(GOAL OF THE EXERCISE)
From first line to last, give the records again word for word and omit the pictures.

(App and web page records)
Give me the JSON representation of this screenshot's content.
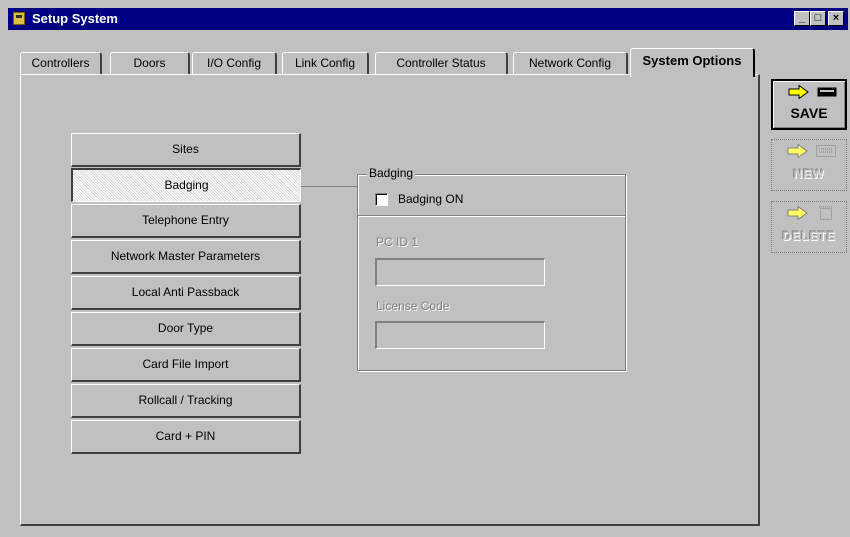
{
  "window": {
    "title": "Setup System",
    "controls": {
      "minimize": "_",
      "maximize": "□",
      "close": "×"
    }
  },
  "tabs": [
    {
      "label": "Controllers"
    },
    {
      "label": "Doors"
    },
    {
      "label": "I/O Config"
    },
    {
      "label": "Link Config"
    },
    {
      "label": "Controller Status"
    },
    {
      "label": "Network Config"
    },
    {
      "label": "System Options",
      "active": true
    }
  ],
  "options": [
    {
      "label": "Sites"
    },
    {
      "label": "Badging",
      "selected": true
    },
    {
      "label": "Telephone Entry"
    },
    {
      "label": "Network Master Parameters"
    },
    {
      "label": "Local Anti Passback"
    },
    {
      "label": "Door Type"
    },
    {
      "label": "Card File Import"
    },
    {
      "label": "Rollcall / Tracking"
    },
    {
      "label": "Card + PIN"
    }
  ],
  "badging": {
    "group_label": "Badging",
    "checkbox_label": "Badging ON",
    "checkbox_checked": false,
    "pc_id_label": "PC ID 1",
    "pc_id_value": "",
    "license_label": "License Code",
    "license_value": ""
  },
  "actions": {
    "save": "SAVE",
    "new": "NEW",
    "delete": "DELETE",
    "save_enabled": true,
    "new_enabled": false,
    "delete_enabled": false
  },
  "colors": {
    "face": "#c0c0c0",
    "titlebar": "#000080",
    "arrow": "#ffff00",
    "disabled_text": "#808080"
  }
}
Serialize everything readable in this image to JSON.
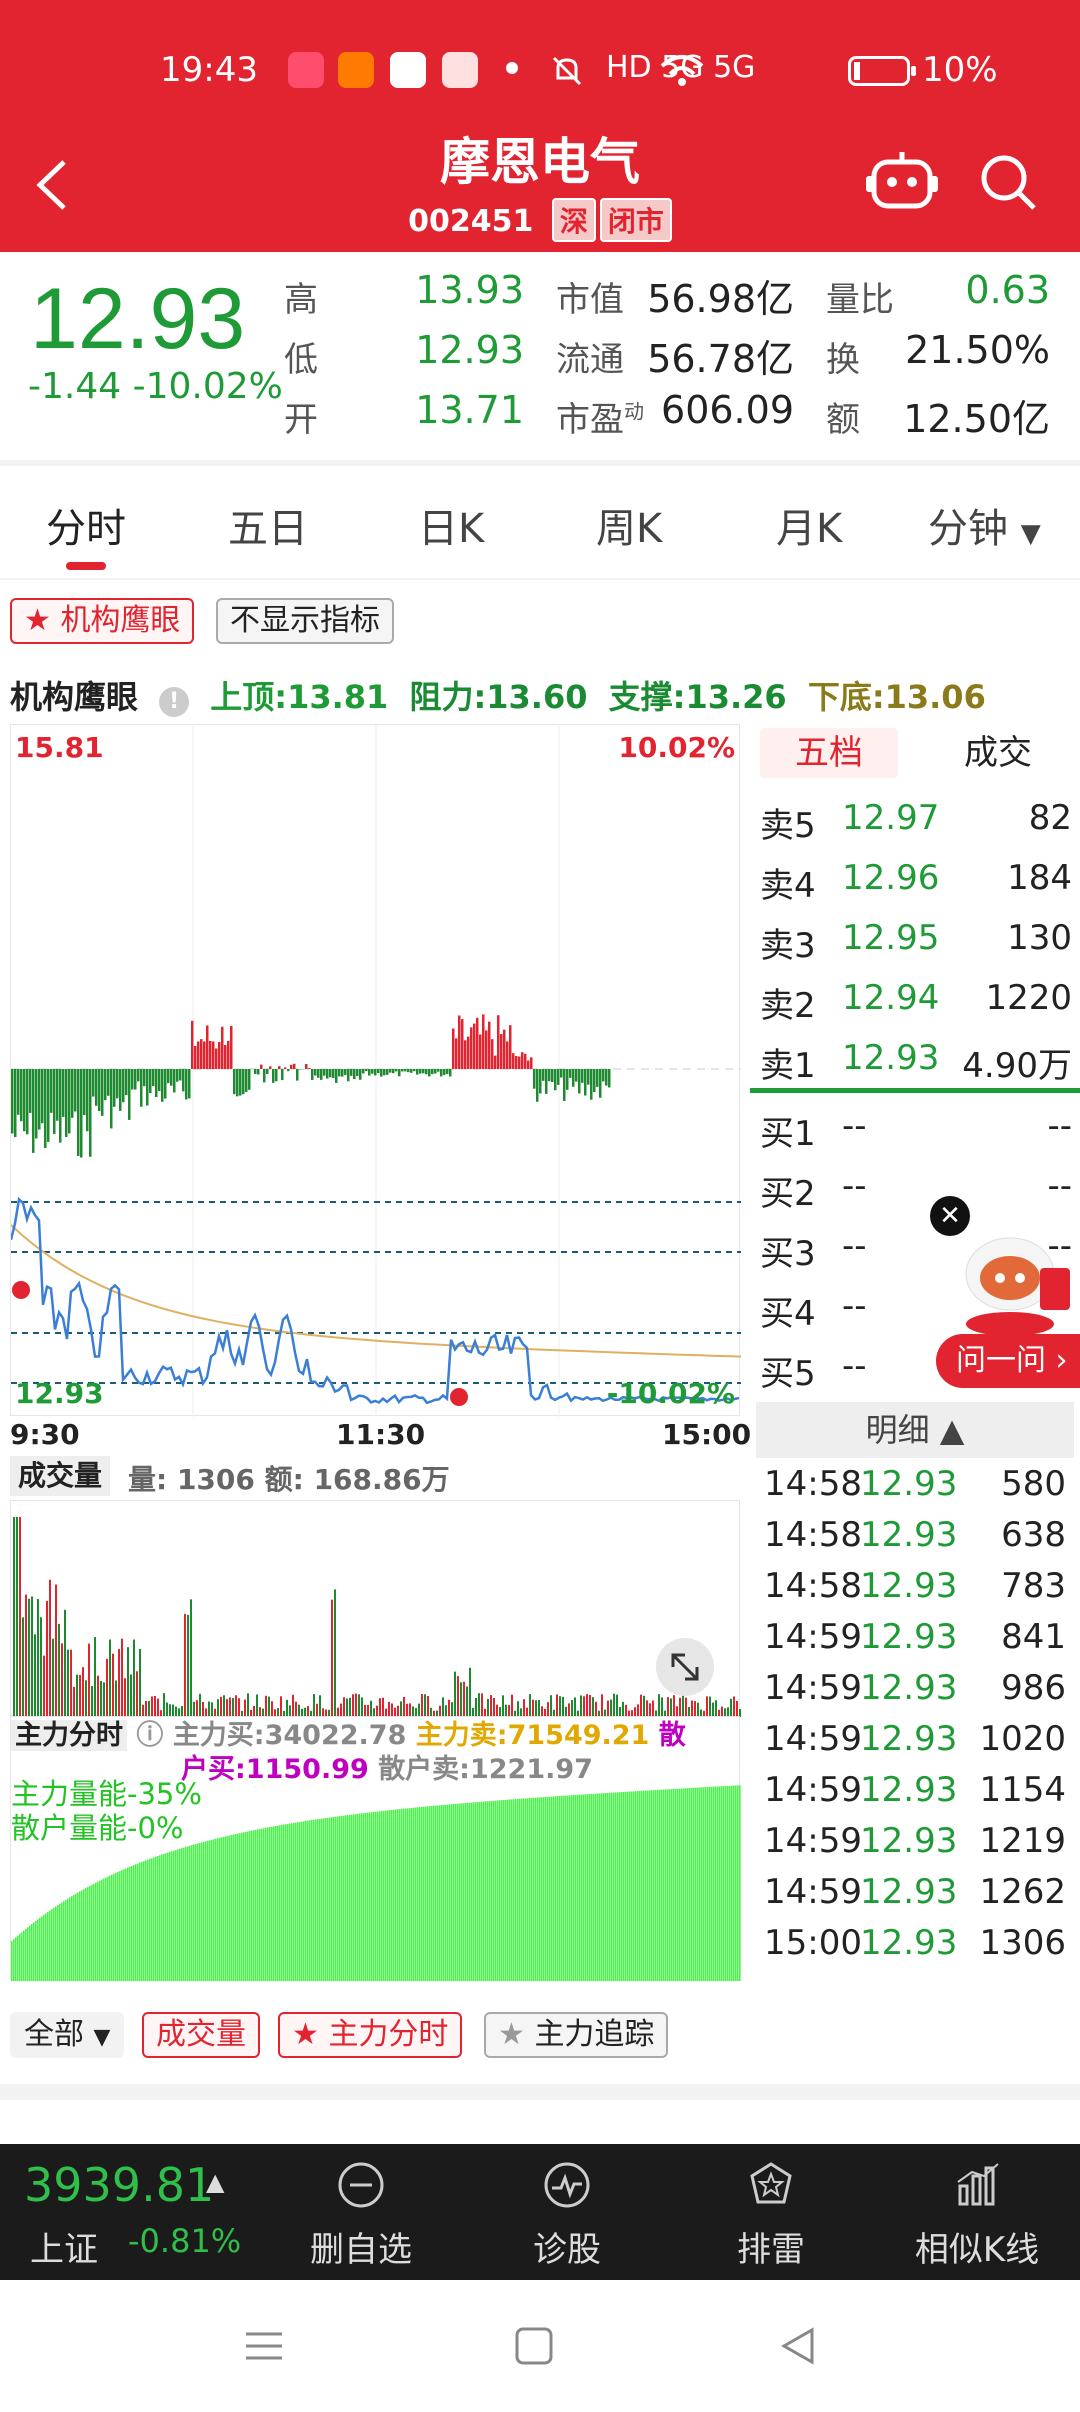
{
  "status_bar": {
    "time": "19:43",
    "signal": "HD 5G 5G",
    "battery": "10%"
  },
  "header": {
    "title": "摩恩电气",
    "code": "002451",
    "tags": [
      "深",
      "闭市"
    ]
  },
  "quote": {
    "price": "12.93",
    "change": "-1.44 -10.02%",
    "rows": [
      {
        "l1": "高",
        "v1": "13.93",
        "l2": "市值",
        "v2": "56.98亿",
        "l3": "量比",
        "v3": "0.63"
      },
      {
        "l1": "低",
        "v1": "12.93",
        "l2": "流通",
        "v2": "56.78亿",
        "l3": "换",
        "v3": "21.50%"
      },
      {
        "l1": "开",
        "v1": "13.71",
        "l2": "市盈",
        "l2sup": "动",
        "v2": "606.09",
        "l3": "额",
        "v3": "12.50亿"
      }
    ]
  },
  "tabs": [
    "分时",
    "五日",
    "日K",
    "周K",
    "月K",
    "分钟"
  ],
  "indicator_pills": [
    "机构鹰眼",
    "不显示指标"
  ],
  "eagle": {
    "title": "机构鹰眼",
    "top": "上顶:13.81",
    "resist": "阻力:13.60",
    "support": "支撑:13.26",
    "bottom": "下底:13.06"
  },
  "price_chart": {
    "high": "15.81",
    "high_pct": "10.02%",
    "low": "12.93",
    "low_pct": "-10.02%",
    "times": [
      "9:30",
      "11:30",
      "15:00"
    ]
  },
  "volume": {
    "label": "成交量",
    "info": "量: 1306 额: 168.86万"
  },
  "main_force": {
    "label": "主力分时",
    "buy": "主力买:34022.78",
    "sell": "主力卖:71549.21",
    "retail_buy_a": "散",
    "retail_buy_b": "户买:1150.99",
    "retail_sell": "散户卖:1221.97",
    "main_energy": "主力量能-35%",
    "retail_energy": "散户量能-0%"
  },
  "order_book": {
    "tabs": [
      "五档",
      "成交"
    ],
    "asks": [
      {
        "label": "卖5",
        "price": "12.97",
        "vol": "82"
      },
      {
        "label": "卖4",
        "price": "12.96",
        "vol": "184"
      },
      {
        "label": "卖3",
        "price": "12.95",
        "vol": "130"
      },
      {
        "label": "卖2",
        "price": "12.94",
        "vol": "1220"
      },
      {
        "label": "卖1",
        "price": "12.93",
        "vol": "4.90万"
      }
    ],
    "bids": [
      {
        "label": "买1",
        "price": "--",
        "vol": "--"
      },
      {
        "label": "买2",
        "price": "--",
        "vol": "--"
      },
      {
        "label": "买3",
        "price": "--",
        "vol": "--"
      },
      {
        "label": "买4",
        "price": "--",
        "vol": ""
      },
      {
        "label": "买5",
        "price": "--",
        "vol": ""
      }
    ]
  },
  "ask_widget": {
    "label": "问一问 ›"
  },
  "detail": {
    "label": "明细 ▲",
    "rows": [
      {
        "t": "14:58",
        "p": "12.93",
        "v": "580"
      },
      {
        "t": "14:58",
        "p": "12.93",
        "v": "638"
      },
      {
        "t": "14:58",
        "p": "12.93",
        "v": "783"
      },
      {
        "t": "14:59",
        "p": "12.93",
        "v": "841"
      },
      {
        "t": "14:59",
        "p": "12.93",
        "v": "986"
      },
      {
        "t": "14:59",
        "p": "12.93",
        "v": "1020"
      },
      {
        "t": "14:59",
        "p": "12.93",
        "v": "1154"
      },
      {
        "t": "14:59",
        "p": "12.93",
        "v": "1219"
      },
      {
        "t": "14:59",
        "p": "12.93",
        "v": "1262"
      },
      {
        "t": "15:00",
        "p": "12.93",
        "v": "1306"
      }
    ]
  },
  "bottom_pills": [
    "全部",
    "成交量",
    "主力分时",
    "主力追踪"
  ],
  "bottom_bar": {
    "index_value": "3939.81",
    "index_name": "上证",
    "index_change": "-0.81%",
    "items": [
      "删自选",
      "诊股",
      "排雷",
      "相似K线"
    ]
  },
  "colors": {
    "brand": "#e1242f",
    "down": "#1e9a36",
    "up": "#e1242f"
  }
}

(REPLY TO THE EXERCISE)
Give me the JSON representation of this screenshot's content.
{
  "window": {
    "title": "Setup System",
    "controls": {
      "minimize": "_",
      "maximize": "□",
      "close": "×"
    }
  },
  "tabs": [
    {
      "label": "Controllers"
    },
    {
      "label": "Doors"
    },
    {
      "label": "I/O Config"
    },
    {
      "label": "Link Config"
    },
    {
      "label": "Controller Status"
    },
    {
      "label": "Network Config"
    },
    {
      "label": "System Options",
      "active": true
    }
  ],
  "options": [
    {
      "label": "Sites"
    },
    {
      "label": "Badging",
      "selected": true
    },
    {
      "label": "Telephone Entry"
    },
    {
      "label": "Network Master Parameters"
    },
    {
      "label": "Local Anti Passback"
    },
    {
      "label": "Door Type"
    },
    {
      "label": "Card File Import"
    },
    {
      "label": "Rollcall / Tracking"
    },
    {
      "label": "Card + PIN"
    }
  ],
  "badging": {
    "group_label": "Badging",
    "checkbox_label": "Badging ON",
    "checkbox_checked": false,
    "pc_id_label": "PC ID 1",
    "pc_id_value": "",
    "license_label": "License Code",
    "license_value": ""
  },
  "actions": {
    "save": "SAVE",
    "new": "NEW",
    "delete": "DELETE",
    "save_enabled": true,
    "new_enabled": false,
    "delete_enabled": false
  },
  "colors": {
    "face": "#c0c0c0",
    "titlebar": "#000080",
    "arrow": "#ffff00",
    "disabled_text": "#808080"
  }
}
Serialize everything readable in this image to JSON.
{
  "status_bar": {
    "time": "19:43",
    "signal": "HD 5G 5G",
    "battery": "10%"
  },
  "header": {
    "title": "摩恩电气",
    "code": "002451",
    "tags": [
      "深",
      "闭市"
    ]
  },
  "quote": {
    "price": "12.93",
    "change": "-1.44 -10.02%",
    "rows": [
      {
        "l1": "高",
        "v1": "13.93",
        "l2": "市值",
        "v2": "56.98亿",
        "l3": "量比",
        "v3": "0.63"
      },
      {
        "l1": "低",
        "v1": "12.93",
        "l2": "流通",
        "v2": "56.78亿",
        "l3": "换",
        "v3": "21.50%"
      },
      {
        "l1": "开",
        "v1": "13.71",
        "l2": "市盈",
        "l2sup": "动",
        "v2": "606.09",
        "l3": "额",
        "v3": "12.50亿"
      }
    ]
  },
  "tabs": [
    "分时",
    "五日",
    "日K",
    "周K",
    "月K",
    "分钟"
  ],
  "indicator_pills": [
    "机构鹰眼",
    "不显示指标"
  ],
  "eagle": {
    "title": "机构鹰眼",
    "top": "上顶:13.81",
    "resist": "阻力:13.60",
    "support": "支撑:13.26",
    "bottom": "下底:13.06"
  },
  "price_chart": {
    "high": "15.81",
    "high_pct": "10.02%",
    "low": "12.93",
    "low_pct": "-10.02%",
    "times": [
      "9:30",
      "11:30",
      "15:00"
    ]
  },
  "volume": {
    "label": "成交量",
    "info": "量: 1306 额: 168.86万"
  },
  "main_force": {
    "label": "主力分时",
    "buy": "主力买:34022.78",
    "sell": "主力卖:71549.21",
    "retail_buy_a": "散",
    "retail_buy_b": "户买:1150.99",
    "retail_sell": "散户卖:1221.97",
    "main_energy": "主力量能-35%",
    "retail_energy": "散户量能-0%"
  },
  "order_book": {
    "tabs": [
      "五档",
      "成交"
    ],
    "asks": [
      {
        "label": "卖5",
        "price": "12.97",
        "vol": "82"
      },
      {
        "label": "卖4",
        "price": "12.96",
        "vol": "184"
      },
      {
        "label": "卖3",
        "price": "12.95",
        "vol": "130"
      },
      {
        "label": "卖2",
        "price": "12.94",
        "vol": "1220"
      },
      {
        "label": "卖1",
        "price": "12.93",
        "vol": "4.90万"
      }
    ],
    "bids": [
      {
        "label": "买1",
        "price": "--",
        "vol": "--"
      },
      {
        "label": "买2",
        "price": "--",
        "vol": "--"
      },
      {
        "label": "买3",
        "price": "--",
        "vol": "--"
      },
      {
        "label": "买4",
        "price": "--",
        "vol": ""
      },
      {
        "label": "买5",
        "price": "--",
        "vol": ""
      }
    ]
  },
  "ask_widget": {
    "label": "问一问 ›"
  },
  "detail": {
    "label": "明细 ▲",
    "rows": [
      {
        "t": "14:58",
        "p": "12.93",
        "v": "580"
      },
      {
        "t": "14:58",
        "p": "12.93",
        "v": "638"
      },
      {
        "t": "14:58",
        "p": "12.93",
        "v": "783"
      },
      {
        "t": "14:59",
        "p": "12.93",
        "v": "841"
      },
      {
        "t": "14:59",
        "p": "12.93",
        "v": "986"
      },
      {
        "t": "14:59",
        "p": "12.93",
        "v": "1020"
      },
      {
        "t": "14:59",
        "p": "12.93",
        "v": "1154"
      },
      {
        "t": "14:59",
        "p": "12.93",
        "v": "1219"
      },
      {
        "t": "14:59",
        "p": "12.93",
        "v": "1262"
      },
      {
        "t": "15:00",
        "p": "12.93",
        "v": "1306"
      }
    ]
  },
  "bottom_pills": [
    "全部",
    "成交量",
    "主力分时",
    "主力追踪"
  ],
  "bottom_bar": {
    "index_value": "3939.81",
    "index_name": "上证",
    "index_change": "-0.81%",
    "items": [
      "删自选",
      "诊股",
      "排雷",
      "相似K线"
    ]
  },
  "colors": {
    "brand": "#e1242f",
    "down": "#1e9a36",
    "up": "#e1242f"
  }
}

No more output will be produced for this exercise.